| The problem |
What you return must match every record word for word.

| Items from an interface collection |
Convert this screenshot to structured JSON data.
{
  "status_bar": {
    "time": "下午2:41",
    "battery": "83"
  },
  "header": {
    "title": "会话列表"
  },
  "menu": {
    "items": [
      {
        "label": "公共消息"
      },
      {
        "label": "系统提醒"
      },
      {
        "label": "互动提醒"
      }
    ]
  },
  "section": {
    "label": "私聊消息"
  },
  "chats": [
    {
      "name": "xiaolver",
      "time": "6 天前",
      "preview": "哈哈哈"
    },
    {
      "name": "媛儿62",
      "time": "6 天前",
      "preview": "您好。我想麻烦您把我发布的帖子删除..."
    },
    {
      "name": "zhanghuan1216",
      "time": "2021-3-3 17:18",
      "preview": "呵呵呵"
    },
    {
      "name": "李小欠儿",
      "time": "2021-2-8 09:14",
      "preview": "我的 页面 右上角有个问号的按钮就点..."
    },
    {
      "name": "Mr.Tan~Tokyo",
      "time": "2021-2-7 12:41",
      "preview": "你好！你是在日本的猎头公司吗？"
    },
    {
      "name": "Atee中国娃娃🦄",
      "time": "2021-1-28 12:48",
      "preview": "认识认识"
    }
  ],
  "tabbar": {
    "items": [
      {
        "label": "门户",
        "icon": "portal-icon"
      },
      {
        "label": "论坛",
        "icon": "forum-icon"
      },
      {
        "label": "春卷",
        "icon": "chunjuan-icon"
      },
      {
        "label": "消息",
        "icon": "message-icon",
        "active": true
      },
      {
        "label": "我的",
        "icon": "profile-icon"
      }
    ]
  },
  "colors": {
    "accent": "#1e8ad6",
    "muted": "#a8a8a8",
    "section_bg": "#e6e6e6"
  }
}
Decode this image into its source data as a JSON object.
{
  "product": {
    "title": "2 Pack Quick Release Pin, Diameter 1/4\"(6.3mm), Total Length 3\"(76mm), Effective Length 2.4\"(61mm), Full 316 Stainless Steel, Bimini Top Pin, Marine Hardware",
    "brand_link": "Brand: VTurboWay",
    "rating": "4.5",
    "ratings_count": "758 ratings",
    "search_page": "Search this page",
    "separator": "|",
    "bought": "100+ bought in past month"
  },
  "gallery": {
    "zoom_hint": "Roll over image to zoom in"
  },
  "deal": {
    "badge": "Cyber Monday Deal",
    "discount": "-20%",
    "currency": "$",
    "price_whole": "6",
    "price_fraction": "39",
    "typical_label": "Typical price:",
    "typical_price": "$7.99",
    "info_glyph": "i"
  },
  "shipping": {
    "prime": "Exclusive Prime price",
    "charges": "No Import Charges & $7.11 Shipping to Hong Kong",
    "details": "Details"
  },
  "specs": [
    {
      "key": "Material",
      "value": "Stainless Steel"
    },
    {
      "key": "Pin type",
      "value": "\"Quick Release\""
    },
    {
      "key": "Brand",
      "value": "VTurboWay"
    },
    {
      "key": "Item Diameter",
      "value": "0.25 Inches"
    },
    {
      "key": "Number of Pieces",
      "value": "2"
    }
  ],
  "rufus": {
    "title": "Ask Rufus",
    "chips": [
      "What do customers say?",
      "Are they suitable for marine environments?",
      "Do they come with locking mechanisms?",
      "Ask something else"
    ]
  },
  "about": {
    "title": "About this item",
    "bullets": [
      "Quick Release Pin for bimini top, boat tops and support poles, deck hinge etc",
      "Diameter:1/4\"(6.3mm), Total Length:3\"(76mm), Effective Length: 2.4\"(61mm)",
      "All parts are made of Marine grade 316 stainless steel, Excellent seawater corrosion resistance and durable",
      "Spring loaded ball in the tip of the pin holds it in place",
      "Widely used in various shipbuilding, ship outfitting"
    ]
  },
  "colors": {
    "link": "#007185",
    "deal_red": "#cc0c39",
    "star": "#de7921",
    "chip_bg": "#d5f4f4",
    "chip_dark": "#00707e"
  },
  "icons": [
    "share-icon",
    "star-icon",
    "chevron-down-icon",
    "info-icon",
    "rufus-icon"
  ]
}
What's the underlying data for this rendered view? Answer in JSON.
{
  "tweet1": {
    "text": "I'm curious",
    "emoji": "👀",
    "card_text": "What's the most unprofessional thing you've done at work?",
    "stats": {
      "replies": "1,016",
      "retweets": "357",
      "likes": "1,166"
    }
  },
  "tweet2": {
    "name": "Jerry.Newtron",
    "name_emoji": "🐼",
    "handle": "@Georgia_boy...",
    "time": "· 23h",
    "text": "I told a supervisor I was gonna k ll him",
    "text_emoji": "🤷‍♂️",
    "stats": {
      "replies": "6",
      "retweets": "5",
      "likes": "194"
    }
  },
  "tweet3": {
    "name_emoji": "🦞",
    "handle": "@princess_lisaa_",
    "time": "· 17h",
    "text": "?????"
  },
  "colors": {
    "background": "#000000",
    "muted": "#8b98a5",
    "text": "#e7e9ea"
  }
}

| Problem solution |
Convert this screenshot to structured JSON data.
{
  "status_bar": {
    "time": "下午2:41",
    "battery": "83"
  },
  "header": {
    "title": "会话列表"
  },
  "menu": {
    "items": [
      {
        "label": "公共消息"
      },
      {
        "label": "系统提醒"
      },
      {
        "label": "互动提醒"
      }
    ]
  },
  "section": {
    "label": "私聊消息"
  },
  "chats": [
    {
      "name": "xiaolver",
      "time": "6 天前",
      "preview": "哈哈哈"
    },
    {
      "name": "媛儿62",
      "time": "6 天前",
      "preview": "您好。我想麻烦您把我发布的帖子删除..."
    },
    {
      "name": "zhanghuan1216",
      "time": "2021-3-3 17:18",
      "preview": "呵呵呵"
    },
    {
      "name": "李小欠儿",
      "time": "2021-2-8 09:14",
      "preview": "我的 页面 右上角有个问号的按钮就点..."
    },
    {
      "name": "Mr.Tan~Tokyo",
      "time": "2021-2-7 12:41",
      "preview": "你好！你是在日本的猎头公司吗？"
    },
    {
      "name": "Atee中国娃娃🦄",
      "time": "2021-1-28 12:48",
      "preview": "认识认识"
    }
  ],
  "tabbar": {
    "items": [
      {
        "label": "门户",
        "icon": "portal-icon"
      },
      {
        "label": "论坛",
        "icon": "forum-icon"
      },
      {
        "label": "春卷",
        "icon": "chunjuan-icon"
      },
      {
        "label": "消息",
        "icon": "message-icon",
        "active": true
      },
      {
        "label": "我的",
        "icon": "profile-icon"
      }
    ]
  },
  "colors": {
    "accent": "#1e8ad6",
    "muted": "#a8a8a8",
    "section_bg": "#e6e6e6"
  }
}
Decode this image into its source data as a JSON object.
{
  "product": {
    "title": "2 Pack Quick Release Pin, Diameter 1/4\"(6.3mm), Total Length 3\"(76mm), Effective Length 2.4\"(61mm), Full 316 Stainless Steel, Bimini Top Pin, Marine Hardware",
    "brand_link": "Brand: VTurboWay",
    "rating": "4.5",
    "ratings_count": "758 ratings",
    "search_page": "Search this page",
    "separator": "|",
    "bought": "100+ bought in past month"
  },
  "gallery": {
    "zoom_hint": "Roll over image to zoom in"
  },
  "deal": {
    "badge": "Cyber Monday Deal",
    "discount": "-20%",
    "currency": "$",
    "price_whole": "6",
    "price_fraction": "39",
    "typical_label": "Typical price:",
    "typical_price": "$7.99",
    "info_glyph": "i"
  },
  "shipping": {
    "prime": "Exclusive Prime price",
    "charges": "No Import Charges & $7.11 Shipping to Hong Kong",
    "details": "Details"
  },
  "specs": [
    {
      "key": "Material",
      "value": "Stainless Steel"
    },
    {
      "key": "Pin type",
      "value": "\"Quick Release\""
    },
    {
      "key": "Brand",
      "value": "VTurboWay"
    },
    {
      "key": "Item Diameter",
      "value": "0.25 Inches"
    },
    {
      "key": "Number of Pieces",
      "value": "2"
    }
  ],
  "rufus": {
    "title": "Ask Rufus",
    "chips": [
      "What do customers say?",
      "Are they suitable for marine environments?",
      "Do they come with locking mechanisms?",
      "Ask something else"
    ]
  },
  "about": {
    "title": "About this item",
    "bullets": [
      "Quick Release Pin for bimini top, boat tops and support poles, deck hinge etc",
      "Diameter:1/4\"(6.3mm), Total Length:3\"(76mm), Effective Length: 2.4\"(61mm)",
      "All parts are made of Marine grade 316 stainless steel, Excellent seawater corrosion resistance and durable",
      "Spring loaded ball in the tip of the pin holds it in place",
      "Widely used in various shipbuilding, ship outfitting"
    ]
  },
  "colors": {
    "link": "#007185",
    "deal_red": "#cc0c39",
    "star": "#de7921",
    "chip_bg": "#d5f4f4",
    "chip_dark": "#00707e"
  },
  "icons": [
    "share-icon",
    "star-icon",
    "chevron-down-icon",
    "info-icon",
    "rufus-icon"
  ]
}
What's the underlying data for this rendered view? Answer in JSON.
{
  "tweet1": {
    "text": "I'm curious",
    "emoji": "👀",
    "card_text": "What's the most unprofessional thing you've done at work?",
    "stats": {
      "replies": "1,016",
      "retweets": "357",
      "likes": "1,166"
    }
  },
  "tweet2": {
    "name": "Jerry.Newtron",
    "name_emoji": "🐼",
    "handle": "@Georgia_boy...",
    "time": "· 23h",
    "text": "I told a supervisor I was gonna k ll him",
    "text_emoji": "🤷‍♂️",
    "stats": {
      "replies": "6",
      "retweets": "5",
      "likes": "194"
    }
  },
  "tweet3": {
    "name_emoji": "🦞",
    "handle": "@princess_lisaa_",
    "time": "· 17h",
    "text": "?????"
  },
  "colors": {
    "background": "#000000",
    "muted": "#8b98a5",
    "text": "#e7e9ea"
  }
}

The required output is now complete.